EXERCISE INPUTS:
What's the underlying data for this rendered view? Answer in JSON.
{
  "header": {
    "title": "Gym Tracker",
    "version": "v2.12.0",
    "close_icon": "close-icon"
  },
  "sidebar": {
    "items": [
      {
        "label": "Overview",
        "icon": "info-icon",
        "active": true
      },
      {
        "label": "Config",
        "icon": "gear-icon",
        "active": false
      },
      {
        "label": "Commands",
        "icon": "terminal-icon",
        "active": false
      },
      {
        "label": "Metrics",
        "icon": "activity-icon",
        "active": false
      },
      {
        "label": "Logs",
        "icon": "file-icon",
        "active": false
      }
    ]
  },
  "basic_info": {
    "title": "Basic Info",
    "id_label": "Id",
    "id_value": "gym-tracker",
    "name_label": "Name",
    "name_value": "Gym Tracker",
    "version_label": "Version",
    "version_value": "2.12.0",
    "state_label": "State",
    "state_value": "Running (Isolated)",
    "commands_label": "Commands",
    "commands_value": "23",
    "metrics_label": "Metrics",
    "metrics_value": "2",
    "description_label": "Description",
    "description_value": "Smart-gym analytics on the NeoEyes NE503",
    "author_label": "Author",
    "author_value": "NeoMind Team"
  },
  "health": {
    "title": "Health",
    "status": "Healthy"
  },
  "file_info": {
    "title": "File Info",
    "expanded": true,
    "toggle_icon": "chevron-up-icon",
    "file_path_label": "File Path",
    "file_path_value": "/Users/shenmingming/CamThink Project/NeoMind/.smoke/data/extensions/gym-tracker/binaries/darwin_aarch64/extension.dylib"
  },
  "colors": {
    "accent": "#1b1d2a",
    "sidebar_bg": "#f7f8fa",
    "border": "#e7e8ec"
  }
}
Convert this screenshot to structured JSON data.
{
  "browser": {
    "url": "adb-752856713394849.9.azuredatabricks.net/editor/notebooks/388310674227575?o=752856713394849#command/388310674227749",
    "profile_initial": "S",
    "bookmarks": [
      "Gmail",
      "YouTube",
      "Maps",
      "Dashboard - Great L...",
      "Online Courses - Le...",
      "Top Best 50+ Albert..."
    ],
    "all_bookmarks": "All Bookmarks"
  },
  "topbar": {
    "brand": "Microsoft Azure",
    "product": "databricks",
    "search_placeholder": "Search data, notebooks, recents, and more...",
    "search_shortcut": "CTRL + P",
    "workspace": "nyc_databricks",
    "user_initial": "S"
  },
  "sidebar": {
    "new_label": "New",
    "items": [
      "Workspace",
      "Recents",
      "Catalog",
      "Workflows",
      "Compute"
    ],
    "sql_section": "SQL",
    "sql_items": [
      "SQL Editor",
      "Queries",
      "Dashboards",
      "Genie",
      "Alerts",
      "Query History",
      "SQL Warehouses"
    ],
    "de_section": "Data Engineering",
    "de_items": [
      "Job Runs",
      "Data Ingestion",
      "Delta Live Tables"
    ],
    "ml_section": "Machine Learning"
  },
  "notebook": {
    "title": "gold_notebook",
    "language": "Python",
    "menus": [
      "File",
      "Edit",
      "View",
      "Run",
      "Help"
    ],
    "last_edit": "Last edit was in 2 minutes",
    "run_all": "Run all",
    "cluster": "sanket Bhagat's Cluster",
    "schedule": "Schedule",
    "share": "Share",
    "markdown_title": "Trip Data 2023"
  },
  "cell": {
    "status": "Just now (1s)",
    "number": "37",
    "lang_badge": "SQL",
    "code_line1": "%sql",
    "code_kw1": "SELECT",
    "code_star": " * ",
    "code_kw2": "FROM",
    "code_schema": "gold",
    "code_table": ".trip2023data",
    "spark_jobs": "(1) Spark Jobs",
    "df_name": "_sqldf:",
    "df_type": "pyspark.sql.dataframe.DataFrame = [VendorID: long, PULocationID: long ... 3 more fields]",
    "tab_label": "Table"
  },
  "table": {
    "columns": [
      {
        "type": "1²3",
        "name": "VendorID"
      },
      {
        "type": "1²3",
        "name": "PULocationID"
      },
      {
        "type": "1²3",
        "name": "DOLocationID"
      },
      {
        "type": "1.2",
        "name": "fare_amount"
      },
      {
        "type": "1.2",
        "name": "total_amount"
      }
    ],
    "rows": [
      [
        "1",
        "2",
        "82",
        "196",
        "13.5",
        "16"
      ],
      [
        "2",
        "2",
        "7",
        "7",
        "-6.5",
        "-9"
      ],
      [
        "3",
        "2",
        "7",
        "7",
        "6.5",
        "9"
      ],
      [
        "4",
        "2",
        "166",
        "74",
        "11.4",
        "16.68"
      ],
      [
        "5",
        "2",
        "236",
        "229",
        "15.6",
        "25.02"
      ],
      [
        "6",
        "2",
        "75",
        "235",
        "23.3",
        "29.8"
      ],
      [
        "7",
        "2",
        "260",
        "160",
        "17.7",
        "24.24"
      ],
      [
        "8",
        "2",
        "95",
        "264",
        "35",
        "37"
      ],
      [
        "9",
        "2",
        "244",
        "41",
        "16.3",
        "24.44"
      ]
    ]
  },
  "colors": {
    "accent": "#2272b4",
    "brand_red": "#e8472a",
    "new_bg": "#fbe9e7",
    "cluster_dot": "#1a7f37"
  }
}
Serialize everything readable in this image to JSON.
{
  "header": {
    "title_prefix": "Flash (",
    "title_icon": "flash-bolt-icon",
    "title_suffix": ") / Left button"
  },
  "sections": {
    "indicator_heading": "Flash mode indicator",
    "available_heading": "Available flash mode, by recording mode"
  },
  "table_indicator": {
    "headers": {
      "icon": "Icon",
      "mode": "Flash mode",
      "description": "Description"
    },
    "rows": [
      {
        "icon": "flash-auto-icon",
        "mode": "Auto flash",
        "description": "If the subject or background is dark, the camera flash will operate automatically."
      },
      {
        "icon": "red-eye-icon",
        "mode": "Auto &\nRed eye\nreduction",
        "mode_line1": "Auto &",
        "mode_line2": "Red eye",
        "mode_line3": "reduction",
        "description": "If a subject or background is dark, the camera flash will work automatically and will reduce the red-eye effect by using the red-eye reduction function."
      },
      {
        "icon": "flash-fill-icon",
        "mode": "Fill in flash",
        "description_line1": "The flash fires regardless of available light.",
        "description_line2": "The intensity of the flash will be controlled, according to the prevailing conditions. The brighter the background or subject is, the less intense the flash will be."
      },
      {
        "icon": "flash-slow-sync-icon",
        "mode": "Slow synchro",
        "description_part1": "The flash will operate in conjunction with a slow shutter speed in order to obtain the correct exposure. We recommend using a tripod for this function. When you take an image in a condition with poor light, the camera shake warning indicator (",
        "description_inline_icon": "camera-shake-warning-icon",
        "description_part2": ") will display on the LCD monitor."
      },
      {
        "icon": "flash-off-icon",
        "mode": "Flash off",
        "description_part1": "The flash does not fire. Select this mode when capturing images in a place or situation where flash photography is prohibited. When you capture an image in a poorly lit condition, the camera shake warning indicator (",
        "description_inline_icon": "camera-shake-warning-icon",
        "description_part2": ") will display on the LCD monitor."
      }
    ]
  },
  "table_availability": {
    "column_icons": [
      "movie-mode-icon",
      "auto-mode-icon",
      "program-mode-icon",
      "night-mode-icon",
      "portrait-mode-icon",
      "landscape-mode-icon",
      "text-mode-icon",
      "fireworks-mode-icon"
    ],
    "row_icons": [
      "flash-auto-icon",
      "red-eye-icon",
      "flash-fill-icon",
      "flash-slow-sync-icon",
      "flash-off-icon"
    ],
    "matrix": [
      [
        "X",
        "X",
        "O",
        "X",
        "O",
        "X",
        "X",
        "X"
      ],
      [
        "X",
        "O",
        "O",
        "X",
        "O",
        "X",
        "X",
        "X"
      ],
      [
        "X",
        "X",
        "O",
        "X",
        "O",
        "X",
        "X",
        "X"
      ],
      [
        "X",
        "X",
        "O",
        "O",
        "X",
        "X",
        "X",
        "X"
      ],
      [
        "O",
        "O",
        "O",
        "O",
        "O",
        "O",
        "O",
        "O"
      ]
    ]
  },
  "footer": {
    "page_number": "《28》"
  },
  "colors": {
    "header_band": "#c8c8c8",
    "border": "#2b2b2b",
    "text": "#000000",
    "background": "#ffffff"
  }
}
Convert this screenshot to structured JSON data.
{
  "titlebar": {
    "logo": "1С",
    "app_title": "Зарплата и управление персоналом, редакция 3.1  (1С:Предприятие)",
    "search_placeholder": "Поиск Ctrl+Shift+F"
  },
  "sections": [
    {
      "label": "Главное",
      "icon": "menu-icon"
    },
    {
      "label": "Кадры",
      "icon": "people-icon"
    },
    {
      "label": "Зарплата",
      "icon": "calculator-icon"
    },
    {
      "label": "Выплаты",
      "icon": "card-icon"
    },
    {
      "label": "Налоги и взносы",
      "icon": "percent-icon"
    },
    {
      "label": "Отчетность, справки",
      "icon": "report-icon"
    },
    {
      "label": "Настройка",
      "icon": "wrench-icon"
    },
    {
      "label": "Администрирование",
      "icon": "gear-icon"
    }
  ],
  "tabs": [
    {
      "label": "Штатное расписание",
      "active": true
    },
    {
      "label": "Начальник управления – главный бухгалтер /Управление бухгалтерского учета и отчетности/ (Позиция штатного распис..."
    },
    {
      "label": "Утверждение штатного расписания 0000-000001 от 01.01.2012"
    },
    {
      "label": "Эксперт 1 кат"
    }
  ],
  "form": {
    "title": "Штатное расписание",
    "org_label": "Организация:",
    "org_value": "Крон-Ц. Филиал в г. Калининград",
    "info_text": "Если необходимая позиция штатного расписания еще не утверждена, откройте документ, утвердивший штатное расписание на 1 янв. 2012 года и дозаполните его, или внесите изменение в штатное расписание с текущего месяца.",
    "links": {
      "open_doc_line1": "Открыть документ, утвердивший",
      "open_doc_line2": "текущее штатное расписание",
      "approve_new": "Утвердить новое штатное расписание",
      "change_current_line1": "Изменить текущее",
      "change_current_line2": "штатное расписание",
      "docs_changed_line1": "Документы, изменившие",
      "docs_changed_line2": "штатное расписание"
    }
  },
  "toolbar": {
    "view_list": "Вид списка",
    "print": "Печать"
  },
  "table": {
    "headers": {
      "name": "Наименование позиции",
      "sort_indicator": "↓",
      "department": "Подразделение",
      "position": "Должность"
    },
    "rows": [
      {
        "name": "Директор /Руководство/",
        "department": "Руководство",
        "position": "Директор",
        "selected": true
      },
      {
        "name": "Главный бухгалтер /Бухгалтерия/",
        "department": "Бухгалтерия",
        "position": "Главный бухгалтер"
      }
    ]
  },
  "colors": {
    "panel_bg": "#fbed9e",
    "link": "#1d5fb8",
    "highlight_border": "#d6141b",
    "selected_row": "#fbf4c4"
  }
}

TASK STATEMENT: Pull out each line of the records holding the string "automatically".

ANSWER SECTION:
        "description": "If the subject or background is dark, the camera flash will operate automatically."
        "description": "If a subject or background is dark, the camera flash will work automatically and will reduce the red-eye effect by using the red-eye reduction function."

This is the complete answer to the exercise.